### Exercise instructions
Pull out every line with the word "Nobility" from the entries below.

━━━ Supplied records

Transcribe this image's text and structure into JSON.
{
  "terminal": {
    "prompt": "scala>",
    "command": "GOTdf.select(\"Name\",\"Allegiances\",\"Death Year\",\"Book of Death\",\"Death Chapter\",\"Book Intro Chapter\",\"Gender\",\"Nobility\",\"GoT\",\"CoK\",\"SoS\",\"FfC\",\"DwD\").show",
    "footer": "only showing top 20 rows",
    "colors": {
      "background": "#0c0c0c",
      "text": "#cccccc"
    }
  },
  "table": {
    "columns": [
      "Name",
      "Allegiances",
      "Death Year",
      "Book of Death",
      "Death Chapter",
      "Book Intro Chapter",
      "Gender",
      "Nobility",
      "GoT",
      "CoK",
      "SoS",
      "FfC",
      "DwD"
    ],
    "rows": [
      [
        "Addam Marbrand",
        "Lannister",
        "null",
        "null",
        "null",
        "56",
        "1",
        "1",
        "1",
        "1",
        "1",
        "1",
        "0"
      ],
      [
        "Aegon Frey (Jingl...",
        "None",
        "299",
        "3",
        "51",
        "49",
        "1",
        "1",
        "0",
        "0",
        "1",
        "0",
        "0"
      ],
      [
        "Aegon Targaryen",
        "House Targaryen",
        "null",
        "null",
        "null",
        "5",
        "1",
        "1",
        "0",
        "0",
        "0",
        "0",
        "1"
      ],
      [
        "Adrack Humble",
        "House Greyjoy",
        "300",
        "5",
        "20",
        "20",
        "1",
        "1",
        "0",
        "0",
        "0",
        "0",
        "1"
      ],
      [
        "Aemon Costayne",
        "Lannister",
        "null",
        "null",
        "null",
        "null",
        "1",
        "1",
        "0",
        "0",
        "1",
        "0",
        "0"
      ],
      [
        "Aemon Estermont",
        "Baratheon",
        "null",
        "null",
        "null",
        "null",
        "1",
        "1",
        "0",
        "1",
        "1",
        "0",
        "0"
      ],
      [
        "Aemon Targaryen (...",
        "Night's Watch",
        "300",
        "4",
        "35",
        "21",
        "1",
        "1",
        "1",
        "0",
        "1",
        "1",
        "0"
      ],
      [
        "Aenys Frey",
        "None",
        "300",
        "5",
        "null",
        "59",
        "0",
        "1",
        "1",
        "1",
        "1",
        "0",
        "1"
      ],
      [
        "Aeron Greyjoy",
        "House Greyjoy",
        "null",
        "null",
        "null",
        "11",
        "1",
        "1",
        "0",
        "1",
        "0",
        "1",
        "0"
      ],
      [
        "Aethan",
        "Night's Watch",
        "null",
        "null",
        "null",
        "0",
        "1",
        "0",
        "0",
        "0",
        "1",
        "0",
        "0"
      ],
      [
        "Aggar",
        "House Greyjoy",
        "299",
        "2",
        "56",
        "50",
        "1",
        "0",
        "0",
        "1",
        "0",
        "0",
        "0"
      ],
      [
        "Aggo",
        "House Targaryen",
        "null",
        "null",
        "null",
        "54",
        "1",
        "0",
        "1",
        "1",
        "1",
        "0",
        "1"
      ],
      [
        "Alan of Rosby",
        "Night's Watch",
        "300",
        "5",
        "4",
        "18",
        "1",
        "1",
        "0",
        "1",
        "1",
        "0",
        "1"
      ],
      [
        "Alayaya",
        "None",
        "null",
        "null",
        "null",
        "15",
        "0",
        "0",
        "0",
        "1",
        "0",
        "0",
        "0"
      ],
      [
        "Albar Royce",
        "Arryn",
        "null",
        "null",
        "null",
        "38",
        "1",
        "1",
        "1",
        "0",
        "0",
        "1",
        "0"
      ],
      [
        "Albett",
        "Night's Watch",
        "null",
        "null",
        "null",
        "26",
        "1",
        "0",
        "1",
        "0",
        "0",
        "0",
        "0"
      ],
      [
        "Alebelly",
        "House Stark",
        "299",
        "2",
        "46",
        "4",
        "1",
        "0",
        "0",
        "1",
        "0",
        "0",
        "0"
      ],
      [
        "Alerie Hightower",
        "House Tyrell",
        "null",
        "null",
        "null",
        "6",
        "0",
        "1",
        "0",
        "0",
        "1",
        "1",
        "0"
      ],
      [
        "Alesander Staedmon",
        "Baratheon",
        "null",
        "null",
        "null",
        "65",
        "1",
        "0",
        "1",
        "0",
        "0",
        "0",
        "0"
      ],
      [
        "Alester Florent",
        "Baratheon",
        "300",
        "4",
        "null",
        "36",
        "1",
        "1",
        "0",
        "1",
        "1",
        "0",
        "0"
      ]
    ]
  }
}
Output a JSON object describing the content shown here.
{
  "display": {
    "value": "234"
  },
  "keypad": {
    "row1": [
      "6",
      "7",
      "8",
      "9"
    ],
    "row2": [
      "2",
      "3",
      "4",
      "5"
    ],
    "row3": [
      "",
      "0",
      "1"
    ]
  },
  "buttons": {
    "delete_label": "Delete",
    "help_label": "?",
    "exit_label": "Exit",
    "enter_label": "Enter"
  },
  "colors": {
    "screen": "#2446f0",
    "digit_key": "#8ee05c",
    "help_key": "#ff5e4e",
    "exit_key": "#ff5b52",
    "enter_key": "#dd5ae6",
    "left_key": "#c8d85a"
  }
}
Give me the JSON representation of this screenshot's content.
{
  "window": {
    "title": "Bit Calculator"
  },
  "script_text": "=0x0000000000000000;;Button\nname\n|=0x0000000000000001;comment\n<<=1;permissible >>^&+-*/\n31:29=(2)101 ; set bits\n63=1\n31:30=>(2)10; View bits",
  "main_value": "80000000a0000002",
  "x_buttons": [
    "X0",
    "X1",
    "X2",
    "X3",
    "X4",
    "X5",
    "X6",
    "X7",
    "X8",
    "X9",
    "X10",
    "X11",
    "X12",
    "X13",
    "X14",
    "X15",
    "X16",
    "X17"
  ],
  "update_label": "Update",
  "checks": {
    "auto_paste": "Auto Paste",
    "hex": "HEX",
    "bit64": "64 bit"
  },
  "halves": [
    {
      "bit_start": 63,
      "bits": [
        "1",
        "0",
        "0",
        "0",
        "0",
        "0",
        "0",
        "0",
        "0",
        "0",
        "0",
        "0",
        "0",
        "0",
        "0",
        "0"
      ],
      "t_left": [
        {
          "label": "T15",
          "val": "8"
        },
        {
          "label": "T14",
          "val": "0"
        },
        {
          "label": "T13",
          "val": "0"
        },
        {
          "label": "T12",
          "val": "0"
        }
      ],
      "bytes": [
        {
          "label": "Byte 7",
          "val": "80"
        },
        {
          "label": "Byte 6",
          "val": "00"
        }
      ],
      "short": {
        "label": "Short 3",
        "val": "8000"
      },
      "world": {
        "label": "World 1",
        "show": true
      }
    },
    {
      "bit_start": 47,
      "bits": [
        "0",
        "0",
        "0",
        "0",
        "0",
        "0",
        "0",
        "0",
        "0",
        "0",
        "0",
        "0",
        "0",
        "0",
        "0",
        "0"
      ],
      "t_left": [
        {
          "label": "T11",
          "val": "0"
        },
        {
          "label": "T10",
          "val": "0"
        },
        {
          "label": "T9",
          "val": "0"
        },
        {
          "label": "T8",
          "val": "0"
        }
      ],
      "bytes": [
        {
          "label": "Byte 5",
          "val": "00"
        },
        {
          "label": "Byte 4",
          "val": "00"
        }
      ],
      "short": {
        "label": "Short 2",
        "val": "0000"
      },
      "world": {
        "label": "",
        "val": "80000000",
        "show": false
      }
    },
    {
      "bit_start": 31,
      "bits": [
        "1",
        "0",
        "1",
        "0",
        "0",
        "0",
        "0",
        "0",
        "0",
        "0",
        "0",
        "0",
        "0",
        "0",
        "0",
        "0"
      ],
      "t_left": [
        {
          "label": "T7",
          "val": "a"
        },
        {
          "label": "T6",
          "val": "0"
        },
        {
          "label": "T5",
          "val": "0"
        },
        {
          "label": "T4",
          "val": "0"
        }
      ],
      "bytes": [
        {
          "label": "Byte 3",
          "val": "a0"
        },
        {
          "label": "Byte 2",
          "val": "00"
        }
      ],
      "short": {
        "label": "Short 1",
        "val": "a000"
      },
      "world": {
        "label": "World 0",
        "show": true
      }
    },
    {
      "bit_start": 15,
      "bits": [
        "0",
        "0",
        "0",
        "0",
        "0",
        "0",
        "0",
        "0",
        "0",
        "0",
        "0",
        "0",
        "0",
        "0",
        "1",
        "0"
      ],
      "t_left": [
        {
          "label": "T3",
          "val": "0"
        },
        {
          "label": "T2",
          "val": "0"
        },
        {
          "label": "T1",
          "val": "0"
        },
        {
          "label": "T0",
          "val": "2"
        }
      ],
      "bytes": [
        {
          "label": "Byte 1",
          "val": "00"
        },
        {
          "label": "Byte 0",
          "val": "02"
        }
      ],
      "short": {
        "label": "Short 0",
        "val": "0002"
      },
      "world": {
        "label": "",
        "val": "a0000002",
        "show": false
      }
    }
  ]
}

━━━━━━

### Exercise answer
    "command": "GOTdf.select(\"Name\",\"Allegiances\",\"Death Year\",\"Book of Death\",\"Death Chapter\",\"Book Intro Chapter\",\"Gender\",\"Nobility\",\"GoT\",\"CoK\",\"SoS\",\"FfC\",\"DwD\").show",
      "Nobility",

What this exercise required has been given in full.